# Activity
Find each line of the entries with the string "grave", please, and copy it.

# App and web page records
● ● ● ●

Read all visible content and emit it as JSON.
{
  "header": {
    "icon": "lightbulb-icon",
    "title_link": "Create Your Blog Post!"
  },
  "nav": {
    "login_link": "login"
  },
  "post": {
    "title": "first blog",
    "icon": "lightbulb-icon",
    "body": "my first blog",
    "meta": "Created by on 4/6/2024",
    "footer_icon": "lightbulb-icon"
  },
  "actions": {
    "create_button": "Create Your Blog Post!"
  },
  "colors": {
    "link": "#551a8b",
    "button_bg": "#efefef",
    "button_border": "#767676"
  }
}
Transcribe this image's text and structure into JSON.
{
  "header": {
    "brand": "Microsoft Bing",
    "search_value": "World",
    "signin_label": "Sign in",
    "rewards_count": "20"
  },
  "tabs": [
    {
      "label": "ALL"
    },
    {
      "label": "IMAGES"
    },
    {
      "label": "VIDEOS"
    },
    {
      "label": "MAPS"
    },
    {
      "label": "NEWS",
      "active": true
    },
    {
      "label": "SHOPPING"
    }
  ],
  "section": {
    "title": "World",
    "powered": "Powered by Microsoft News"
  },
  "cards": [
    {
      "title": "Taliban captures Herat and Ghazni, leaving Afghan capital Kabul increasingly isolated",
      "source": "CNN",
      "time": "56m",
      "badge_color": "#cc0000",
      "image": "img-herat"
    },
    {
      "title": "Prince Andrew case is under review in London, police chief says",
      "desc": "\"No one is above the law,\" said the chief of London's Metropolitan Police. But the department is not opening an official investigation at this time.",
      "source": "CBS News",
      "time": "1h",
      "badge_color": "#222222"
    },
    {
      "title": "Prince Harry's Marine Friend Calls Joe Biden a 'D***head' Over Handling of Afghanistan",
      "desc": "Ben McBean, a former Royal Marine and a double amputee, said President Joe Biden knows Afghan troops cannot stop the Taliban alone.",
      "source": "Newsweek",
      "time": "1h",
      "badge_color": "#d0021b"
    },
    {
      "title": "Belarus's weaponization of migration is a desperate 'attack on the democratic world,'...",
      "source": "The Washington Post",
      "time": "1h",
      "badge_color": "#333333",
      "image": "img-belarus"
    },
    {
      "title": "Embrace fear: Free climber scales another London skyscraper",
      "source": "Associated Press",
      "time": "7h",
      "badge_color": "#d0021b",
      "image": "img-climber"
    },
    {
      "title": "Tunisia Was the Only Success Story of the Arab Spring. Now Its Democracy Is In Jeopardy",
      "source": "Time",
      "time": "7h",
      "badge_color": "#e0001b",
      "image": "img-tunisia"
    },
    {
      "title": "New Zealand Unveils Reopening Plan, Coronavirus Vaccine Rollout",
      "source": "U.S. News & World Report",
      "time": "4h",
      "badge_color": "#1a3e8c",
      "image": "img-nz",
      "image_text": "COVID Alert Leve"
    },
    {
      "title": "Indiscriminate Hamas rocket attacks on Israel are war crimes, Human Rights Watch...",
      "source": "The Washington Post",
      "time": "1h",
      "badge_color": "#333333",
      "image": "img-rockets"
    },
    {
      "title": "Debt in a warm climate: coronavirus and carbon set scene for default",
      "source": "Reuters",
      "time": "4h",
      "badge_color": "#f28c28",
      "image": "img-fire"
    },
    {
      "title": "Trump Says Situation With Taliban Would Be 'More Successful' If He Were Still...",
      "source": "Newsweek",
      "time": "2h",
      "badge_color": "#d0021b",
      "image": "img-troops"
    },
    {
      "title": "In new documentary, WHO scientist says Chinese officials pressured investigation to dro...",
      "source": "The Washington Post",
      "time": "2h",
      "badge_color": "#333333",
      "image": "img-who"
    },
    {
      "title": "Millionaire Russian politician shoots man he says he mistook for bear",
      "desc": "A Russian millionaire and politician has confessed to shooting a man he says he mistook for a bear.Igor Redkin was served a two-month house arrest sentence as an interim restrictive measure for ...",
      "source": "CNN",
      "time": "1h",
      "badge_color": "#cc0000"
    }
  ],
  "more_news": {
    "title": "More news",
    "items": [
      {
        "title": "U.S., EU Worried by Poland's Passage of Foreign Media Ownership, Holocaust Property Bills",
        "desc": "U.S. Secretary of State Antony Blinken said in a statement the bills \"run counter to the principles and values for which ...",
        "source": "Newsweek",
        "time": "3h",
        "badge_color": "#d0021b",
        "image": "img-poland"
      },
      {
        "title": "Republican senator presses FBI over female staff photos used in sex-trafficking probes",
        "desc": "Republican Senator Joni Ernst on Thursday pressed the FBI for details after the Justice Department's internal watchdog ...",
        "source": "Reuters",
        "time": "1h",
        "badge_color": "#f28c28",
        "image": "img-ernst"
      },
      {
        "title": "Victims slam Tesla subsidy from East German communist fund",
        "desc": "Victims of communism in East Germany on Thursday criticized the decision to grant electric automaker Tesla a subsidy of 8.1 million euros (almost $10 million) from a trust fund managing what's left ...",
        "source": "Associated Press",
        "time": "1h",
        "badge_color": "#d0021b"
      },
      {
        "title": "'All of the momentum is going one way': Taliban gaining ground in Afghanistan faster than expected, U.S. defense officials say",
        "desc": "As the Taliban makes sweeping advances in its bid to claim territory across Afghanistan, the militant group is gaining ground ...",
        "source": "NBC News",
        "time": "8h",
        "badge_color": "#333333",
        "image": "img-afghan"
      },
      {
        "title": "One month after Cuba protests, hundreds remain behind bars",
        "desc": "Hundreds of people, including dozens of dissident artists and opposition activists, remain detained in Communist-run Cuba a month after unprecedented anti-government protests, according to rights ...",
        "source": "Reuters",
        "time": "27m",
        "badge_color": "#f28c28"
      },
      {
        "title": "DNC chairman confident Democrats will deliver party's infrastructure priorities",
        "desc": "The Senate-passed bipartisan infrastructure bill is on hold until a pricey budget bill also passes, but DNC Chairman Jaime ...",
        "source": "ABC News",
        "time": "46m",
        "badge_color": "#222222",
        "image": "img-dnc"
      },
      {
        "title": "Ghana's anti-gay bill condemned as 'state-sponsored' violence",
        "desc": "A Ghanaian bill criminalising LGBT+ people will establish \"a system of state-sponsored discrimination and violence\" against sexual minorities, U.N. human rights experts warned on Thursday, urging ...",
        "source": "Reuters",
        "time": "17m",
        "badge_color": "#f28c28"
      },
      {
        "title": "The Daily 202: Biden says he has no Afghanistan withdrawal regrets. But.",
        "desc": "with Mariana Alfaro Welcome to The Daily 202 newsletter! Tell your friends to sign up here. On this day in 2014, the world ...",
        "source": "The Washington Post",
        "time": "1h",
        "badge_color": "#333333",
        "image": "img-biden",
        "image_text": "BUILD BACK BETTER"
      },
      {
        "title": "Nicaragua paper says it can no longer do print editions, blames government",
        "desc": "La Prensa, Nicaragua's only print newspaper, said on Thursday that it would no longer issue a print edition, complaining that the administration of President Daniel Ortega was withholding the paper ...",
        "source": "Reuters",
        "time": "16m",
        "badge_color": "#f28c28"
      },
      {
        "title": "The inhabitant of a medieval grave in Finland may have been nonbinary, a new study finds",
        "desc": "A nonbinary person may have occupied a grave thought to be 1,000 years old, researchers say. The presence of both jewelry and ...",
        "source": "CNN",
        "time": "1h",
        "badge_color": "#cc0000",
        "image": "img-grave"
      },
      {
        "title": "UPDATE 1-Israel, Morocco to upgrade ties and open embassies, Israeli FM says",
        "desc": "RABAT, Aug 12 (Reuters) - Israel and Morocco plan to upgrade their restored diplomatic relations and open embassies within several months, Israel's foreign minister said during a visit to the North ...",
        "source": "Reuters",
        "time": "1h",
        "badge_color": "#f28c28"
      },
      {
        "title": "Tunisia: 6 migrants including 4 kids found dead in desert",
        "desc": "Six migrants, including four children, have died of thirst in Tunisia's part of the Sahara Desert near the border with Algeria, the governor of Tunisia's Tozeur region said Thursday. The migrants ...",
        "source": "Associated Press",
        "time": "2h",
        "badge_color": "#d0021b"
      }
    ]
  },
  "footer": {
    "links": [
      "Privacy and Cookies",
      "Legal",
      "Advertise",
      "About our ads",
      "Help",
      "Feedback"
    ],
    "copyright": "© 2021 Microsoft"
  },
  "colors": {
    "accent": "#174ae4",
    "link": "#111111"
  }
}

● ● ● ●

# Written solution
        "title": "The inhabitant of a medieval grave in Finland may have been nonbinary, a new study finds",
        "desc": "A nonbinary person may have occupied a grave thought to be 1,000 years old, researchers say. The presence of both jewelry and ...",
        "image": "img-grave"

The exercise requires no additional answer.